The namesake of Wilmer Jennings Gallery in the East Village is one of the 36 African American artists showing at the gallery in an extraordinary exhibition ending Feb. 25.
The historical “Middle-Day Landlight: Black Viewpoints 1856-2006” surveys 150 years of paintings, drawings and prints.
Jennings’ 1940 painting, chronologically the midpoint of the exhibition, is entitled Eddy Street, (Providence, Rhode Island) and reflects the industrial age along with James L. Wells woodcut of the Brooklyn Bridge, Allan Freelon’s aquatint of Philadelphia’s Elverson Building and William E. Smith’s linoprint Leaning Chimneys suggesting the grim conditions of industrialized cities, north or south.
The exhibition is an effort to identify and trace connections, traditions and influences in the works created by the exhibiting artists spanning from before the end of slavery to the present.
In memorializing a location significant during the period of slavery, 19th century artist Henry Ossawa Tanner’s landscape Rainbow Falls echoes the escape from slavery and the Underground Railroad.
Edward Bannister’s Providence River and Dory man identifies notorious slave ports such as Indian Point where barrels of rum were produced for sale or trade in West Africa in exchange for captive Africans, part of the trade route, which included molasses from the West Indies.
Edward Mitchell Bannister’s Old North Bridge makes reference to poet Henry Watsworth Longfellow, active supporter of the abolitionist cause and author of “Midnight Ride of Paul Revere.”
The exhibition is filled with landscapes, especially in the early artists. Later artists include a narrative quality in their ruralscape: Joe Overstreet revisits Goree Island (1993) in his watercolor; Yolene Legrand uses pastels for ruins of the Slave Hospital on the Retreat Plantation at St. Simons.
The exhibition artists documented working locations, cotton farming, the Chicago waterfront or a fishing village from the era of the Black whalers. Some mark the great migration from the south; others were inspired when the artists lived in France. Some early 20th century artists were employed by the Federal works Project including William Jennings, who is also the father of the gallery owner.

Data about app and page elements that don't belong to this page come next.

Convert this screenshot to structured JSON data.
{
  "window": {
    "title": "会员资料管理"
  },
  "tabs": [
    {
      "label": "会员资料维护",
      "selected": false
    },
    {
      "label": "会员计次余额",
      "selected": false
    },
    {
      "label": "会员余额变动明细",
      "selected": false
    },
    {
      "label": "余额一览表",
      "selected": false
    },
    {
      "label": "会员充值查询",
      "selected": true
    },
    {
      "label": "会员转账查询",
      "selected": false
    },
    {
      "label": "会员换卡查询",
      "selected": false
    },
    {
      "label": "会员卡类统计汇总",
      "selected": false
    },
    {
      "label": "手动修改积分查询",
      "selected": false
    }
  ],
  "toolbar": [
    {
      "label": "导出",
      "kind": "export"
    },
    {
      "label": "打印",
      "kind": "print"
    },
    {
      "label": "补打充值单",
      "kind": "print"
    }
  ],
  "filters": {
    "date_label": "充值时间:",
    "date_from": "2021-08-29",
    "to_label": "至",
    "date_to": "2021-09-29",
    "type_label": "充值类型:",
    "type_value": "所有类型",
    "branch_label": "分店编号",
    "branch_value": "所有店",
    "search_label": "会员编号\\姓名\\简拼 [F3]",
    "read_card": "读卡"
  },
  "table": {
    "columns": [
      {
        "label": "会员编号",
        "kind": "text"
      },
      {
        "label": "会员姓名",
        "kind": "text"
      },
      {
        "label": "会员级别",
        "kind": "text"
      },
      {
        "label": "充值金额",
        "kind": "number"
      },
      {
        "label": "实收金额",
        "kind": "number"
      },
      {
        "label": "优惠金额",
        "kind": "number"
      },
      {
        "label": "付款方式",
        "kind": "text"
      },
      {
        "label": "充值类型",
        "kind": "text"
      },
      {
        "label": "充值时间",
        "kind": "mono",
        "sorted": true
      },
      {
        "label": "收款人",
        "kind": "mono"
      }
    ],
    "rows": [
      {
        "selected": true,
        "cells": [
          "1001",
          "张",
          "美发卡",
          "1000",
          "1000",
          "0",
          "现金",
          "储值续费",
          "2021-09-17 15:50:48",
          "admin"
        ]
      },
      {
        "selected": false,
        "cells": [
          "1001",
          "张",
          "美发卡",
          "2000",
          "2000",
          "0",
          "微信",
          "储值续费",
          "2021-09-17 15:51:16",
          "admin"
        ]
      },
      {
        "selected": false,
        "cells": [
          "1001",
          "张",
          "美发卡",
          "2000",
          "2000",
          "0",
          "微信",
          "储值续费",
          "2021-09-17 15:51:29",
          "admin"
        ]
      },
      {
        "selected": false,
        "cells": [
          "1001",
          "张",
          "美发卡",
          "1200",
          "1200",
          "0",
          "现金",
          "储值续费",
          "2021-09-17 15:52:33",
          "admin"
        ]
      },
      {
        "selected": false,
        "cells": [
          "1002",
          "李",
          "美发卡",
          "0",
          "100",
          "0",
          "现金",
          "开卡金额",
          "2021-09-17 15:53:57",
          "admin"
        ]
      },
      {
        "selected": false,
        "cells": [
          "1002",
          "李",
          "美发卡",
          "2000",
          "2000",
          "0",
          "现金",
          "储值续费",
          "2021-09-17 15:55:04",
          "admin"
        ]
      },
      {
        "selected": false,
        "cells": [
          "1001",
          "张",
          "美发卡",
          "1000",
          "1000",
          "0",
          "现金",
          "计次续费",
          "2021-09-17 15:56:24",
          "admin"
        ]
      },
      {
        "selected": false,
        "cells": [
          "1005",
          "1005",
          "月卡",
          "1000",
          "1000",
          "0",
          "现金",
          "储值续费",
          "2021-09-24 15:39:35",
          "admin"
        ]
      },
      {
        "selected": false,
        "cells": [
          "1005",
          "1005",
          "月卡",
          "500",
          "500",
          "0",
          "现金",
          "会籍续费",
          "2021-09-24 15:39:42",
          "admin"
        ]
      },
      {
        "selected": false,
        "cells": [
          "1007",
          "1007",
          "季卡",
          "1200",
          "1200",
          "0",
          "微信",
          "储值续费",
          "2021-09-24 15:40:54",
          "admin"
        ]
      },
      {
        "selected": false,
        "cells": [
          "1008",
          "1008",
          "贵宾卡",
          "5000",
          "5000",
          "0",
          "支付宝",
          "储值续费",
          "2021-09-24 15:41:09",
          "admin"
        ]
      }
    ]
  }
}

The works are as varied as the history of art with varying techniques and styles but all connect to themes significant in African American history and culture.
Compositional elements in the works “qualify as symbolic visual language” writes gallery director Corrine Jennings. “The time of day, the type of water…. all represent freedom and the course of life.”
“This is a ‘must see’ show says participating artist,” Yolene Legrand. “It brought to my attention so many details and aspects of Black history through art that I was not aware of.”
The National Conference of Artists New York Conference is holding its reception with an exhibition closing reception at the Gallery, 214 E. 2nd St. at Avenue B, on Saturday, Feb. 25, 2012, 6:00 p.m. – 9:00 p.m.